▶ [Work instruction]:
Your answer must be the full listing below, restated word for word, with no pictures in it.

▶ [Data supplied]:
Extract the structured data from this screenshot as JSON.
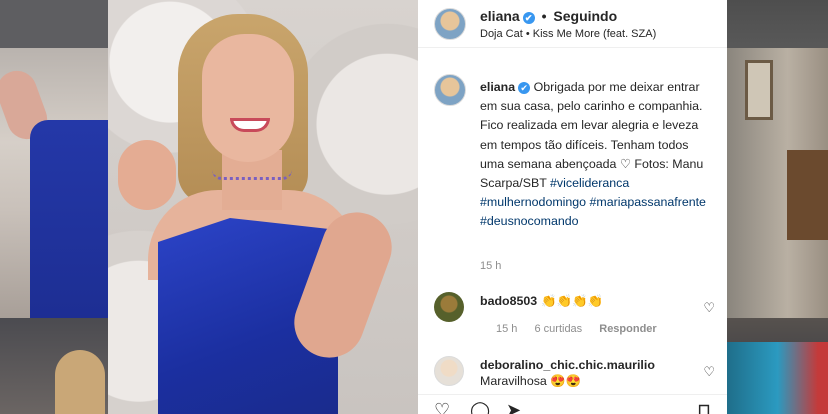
{
  "header": {
    "username": "eliana",
    "separator": "•",
    "follow_status": "Seguindo",
    "music": "Doja Cat • Kiss Me More (feat. SZA)"
  },
  "caption": {
    "username": "eliana",
    "text_intro": "Obrigada por me deixar entrar em sua casa, pelo carinho e companhia. Fico realizada em levar alegria e leveza em tempos tão difíceis. Tenham todos uma semana abençoada",
    "heart": "♡",
    "text_photos": "Fotos: Manu Scarpa/SBT",
    "hashtags": [
      "#vicelideranca",
      "#mulhernodomingo",
      "#mariapassanafrente",
      "#deusnocomando"
    ],
    "time": "15 h"
  },
  "comments": [
    {
      "username": "bado8503",
      "message": "👏👏👏👏",
      "time": "15 h",
      "likes": "6 curtidas",
      "reply": "Responder"
    },
    {
      "username": "deboralino_chic.chic.maurilio",
      "message": "Maravilhosa 😍😍"
    }
  ],
  "icons": {
    "verified": "✔",
    "like": "♡",
    "comment": "◯",
    "share": "➤",
    "save": "⊓",
    "comment_heart": "♡"
  },
  "colors": {
    "verified": "#3897f0",
    "hashtag": "#00376b",
    "muted": "#8e8e8e",
    "dress": "#2c44c8"
  }
}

▶ [Task answer]:
Extract the structured data from this screenshot as JSON.
{
  "header": {
    "username": "eliana",
    "separator": "•",
    "follow_status": "Seguindo",
    "music": "Doja Cat • Kiss Me More (feat. SZA)"
  },
  "caption": {
    "username": "eliana",
    "text_intro": "Obrigada por me deixar entrar em sua casa, pelo carinho e companhia. Fico realizada em levar alegria e leveza em tempos tão difíceis. Tenham todos uma semana abençoada",
    "heart": "♡",
    "text_photos": "Fotos: Manu Scarpa/SBT",
    "hashtags": [
      "#vicelideranca",
      "#mulhernodomingo",
      "#mariapassanafrente",
      "#deusnocomando"
    ],
    "time": "15 h"
  },
  "comments": [
    {
      "username": "bado8503",
      "message": "👏👏👏👏",
      "time": "15 h",
      "likes": "6 curtidas",
      "reply": "Responder"
    },
    {
      "username": "deboralino_chic.chic.maurilio",
      "message": "Maravilhosa 😍😍"
    }
  ],
  "icons": {
    "verified": "✔",
    "like": "♡",
    "comment": "◯",
    "share": "➤",
    "save": "⊓",
    "comment_heart": "♡"
  },
  "colors": {
    "verified": "#3897f0",
    "hashtag": "#00376b",
    "muted": "#8e8e8e",
    "dress": "#2c44c8"
  }
}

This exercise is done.